He says ever since the mining project took off in the region, he, like most other villagers has been forced to take his livestock farther away to graze. "Nothing grows on the grazing land anymore and the grass closer to the dumpsite makes our cattle ill," Kantharia claims.
The mining work should have been stopped long ago
Prajapati and Bharat Jambucha, a well-known environmental activist and proponent of organic farming from the region, both point to blatant violations of environmental laws in the execution of mining work, with at least 12 violations cited by local officials. "But nothing happened after that. Mining work has continued without any hassles," Jambucha says. Among some glaring violations include the absence of a boundary wall around the dumping site and proper disposal of mining effluents.
The mining work has also continued without a most basic requirement – effluent treatment plant and sewage treatment plant at the mining site, Prajapati points out. "The mining work should have been stopped long ago. And the company should have been levied a heavy fine. But no such thing happened," he adds.

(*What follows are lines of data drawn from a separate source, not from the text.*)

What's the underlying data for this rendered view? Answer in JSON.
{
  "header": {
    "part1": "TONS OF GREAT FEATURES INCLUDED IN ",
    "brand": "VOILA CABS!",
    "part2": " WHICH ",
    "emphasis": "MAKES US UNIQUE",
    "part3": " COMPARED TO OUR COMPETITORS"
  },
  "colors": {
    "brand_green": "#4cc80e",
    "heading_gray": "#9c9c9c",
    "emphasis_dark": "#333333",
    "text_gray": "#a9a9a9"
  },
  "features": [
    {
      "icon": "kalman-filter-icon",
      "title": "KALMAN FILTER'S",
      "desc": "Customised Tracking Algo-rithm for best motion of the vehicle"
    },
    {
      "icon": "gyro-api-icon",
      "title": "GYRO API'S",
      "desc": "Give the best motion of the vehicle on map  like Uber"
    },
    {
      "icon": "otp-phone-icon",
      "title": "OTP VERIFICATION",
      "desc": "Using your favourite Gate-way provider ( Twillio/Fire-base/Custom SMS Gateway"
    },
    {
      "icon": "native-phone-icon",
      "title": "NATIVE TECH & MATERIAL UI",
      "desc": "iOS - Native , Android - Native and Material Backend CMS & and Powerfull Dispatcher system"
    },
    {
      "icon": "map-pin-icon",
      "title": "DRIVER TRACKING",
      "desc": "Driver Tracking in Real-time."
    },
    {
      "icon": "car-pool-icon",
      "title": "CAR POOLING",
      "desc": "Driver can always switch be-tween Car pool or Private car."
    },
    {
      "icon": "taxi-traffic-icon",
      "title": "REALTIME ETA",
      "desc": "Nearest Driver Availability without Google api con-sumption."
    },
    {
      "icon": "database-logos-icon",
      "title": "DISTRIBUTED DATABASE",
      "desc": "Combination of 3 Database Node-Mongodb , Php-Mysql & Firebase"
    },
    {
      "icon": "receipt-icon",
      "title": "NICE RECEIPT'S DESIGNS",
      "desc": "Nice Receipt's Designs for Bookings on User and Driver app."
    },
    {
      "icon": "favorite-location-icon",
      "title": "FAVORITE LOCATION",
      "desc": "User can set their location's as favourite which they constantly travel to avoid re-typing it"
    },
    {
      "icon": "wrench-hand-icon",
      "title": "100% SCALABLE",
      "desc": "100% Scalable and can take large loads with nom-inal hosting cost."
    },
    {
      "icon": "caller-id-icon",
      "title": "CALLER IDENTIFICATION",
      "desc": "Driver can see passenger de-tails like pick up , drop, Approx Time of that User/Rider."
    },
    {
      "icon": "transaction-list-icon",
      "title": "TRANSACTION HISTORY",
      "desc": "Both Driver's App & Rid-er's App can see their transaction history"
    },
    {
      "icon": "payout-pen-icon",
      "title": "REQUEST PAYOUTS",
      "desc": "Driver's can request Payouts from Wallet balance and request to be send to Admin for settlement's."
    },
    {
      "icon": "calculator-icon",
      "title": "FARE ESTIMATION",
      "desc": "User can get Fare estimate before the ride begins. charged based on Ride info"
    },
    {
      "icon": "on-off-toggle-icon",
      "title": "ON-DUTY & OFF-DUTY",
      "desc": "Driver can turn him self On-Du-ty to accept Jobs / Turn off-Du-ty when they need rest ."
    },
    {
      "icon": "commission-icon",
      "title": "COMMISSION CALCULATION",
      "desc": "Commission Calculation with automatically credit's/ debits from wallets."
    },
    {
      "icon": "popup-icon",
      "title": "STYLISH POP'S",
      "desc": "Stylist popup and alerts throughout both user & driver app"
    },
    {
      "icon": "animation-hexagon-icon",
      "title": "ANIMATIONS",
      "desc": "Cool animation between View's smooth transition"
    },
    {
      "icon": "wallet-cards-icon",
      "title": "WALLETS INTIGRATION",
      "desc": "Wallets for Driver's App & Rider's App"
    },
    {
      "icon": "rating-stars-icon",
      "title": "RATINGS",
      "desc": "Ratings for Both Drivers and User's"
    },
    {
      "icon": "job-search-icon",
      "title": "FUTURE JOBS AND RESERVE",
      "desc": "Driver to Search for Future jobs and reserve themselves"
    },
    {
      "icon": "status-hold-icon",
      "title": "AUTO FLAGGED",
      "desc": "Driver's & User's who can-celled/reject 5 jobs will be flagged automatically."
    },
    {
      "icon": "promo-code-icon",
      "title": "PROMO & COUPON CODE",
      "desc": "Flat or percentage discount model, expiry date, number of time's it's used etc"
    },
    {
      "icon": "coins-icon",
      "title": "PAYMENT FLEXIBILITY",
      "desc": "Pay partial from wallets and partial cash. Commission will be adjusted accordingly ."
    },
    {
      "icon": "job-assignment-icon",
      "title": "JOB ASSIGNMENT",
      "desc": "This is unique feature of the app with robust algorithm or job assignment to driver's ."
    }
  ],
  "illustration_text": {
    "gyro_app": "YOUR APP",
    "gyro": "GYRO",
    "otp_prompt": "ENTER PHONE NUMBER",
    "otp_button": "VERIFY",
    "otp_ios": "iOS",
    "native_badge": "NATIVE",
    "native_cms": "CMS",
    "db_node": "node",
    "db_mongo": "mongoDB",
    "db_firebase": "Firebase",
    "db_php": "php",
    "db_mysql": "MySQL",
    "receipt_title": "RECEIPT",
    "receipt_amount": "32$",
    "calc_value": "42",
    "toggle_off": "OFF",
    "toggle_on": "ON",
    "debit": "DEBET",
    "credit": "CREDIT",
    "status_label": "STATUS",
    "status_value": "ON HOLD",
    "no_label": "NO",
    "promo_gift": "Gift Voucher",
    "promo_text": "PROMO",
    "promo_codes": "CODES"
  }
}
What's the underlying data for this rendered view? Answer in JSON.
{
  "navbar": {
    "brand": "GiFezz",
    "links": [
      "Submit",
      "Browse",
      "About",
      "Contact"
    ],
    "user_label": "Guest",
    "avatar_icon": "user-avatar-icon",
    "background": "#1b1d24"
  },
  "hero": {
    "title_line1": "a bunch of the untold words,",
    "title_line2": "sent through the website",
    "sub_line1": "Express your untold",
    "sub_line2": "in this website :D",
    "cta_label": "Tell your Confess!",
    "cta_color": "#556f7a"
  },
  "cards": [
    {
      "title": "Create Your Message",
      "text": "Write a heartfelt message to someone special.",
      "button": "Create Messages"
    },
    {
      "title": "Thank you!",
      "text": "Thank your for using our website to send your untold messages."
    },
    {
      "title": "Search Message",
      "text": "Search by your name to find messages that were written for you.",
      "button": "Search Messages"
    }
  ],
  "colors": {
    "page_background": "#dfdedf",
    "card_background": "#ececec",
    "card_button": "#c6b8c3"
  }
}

In some villages, the groundwater level has depleted over the past few years and villagers attribute it to the mining project. Women from Surkha village travel several kilometers outside for potable water. "This is new. Until five years ago, we had some water in the village and did not have to lug water every day," says Shilaben Kantharia.
The mine has affected the landscape around the villages
Resisting lignite mining
The lignite mining project has a long history of resistance. Agricultural land, along with grazing land were acquired from the cluster of 12 adjoining villages in the coastal Ghogha taluka between 1994 and 1997. The locals estimate that villagers here lost anything between 40-100% of their land to the project. "We were paid a standard Rs 40,000 per bigha," Narendra, a local photographer, says.
The money, Narendra says, felt decent in 1994 but for those who had been dependent on this land, the years to come proved very challenging. "Several villagers have now taken a small patch of land in the neighboring villages on lease and are cultivating cotton and groundnut there," Narendra says.
They were dependent on others' land for work.
Bharat Jambucha says things get further complicated for the communities which were historically landless. "Most families belonging to the Dalit or other marginalized populations in the region never owned any land. They were dependent on others' land for work. Once villagers lost their land to the project, the landless were pushed out of the village," he adds. His organization, Prakrutik Kheti Juth, has been at the forefront, fighting for the rights of the villages affected in the lignite mining project.
In 2017, when the mining project finally took off, villagers from across 12 villages protested. The demonstration was disrupted after police used force and beat many protesters. More than 350 of them were booked for rioting.
The villagers, however, did not give up. Protests and hunger strikes have continued from time to time. A few villagers even sent a letter to the President of India threatening that they would commit suicide if the government did not return their land.
"We let them have our land for over 20 years," says Gohil.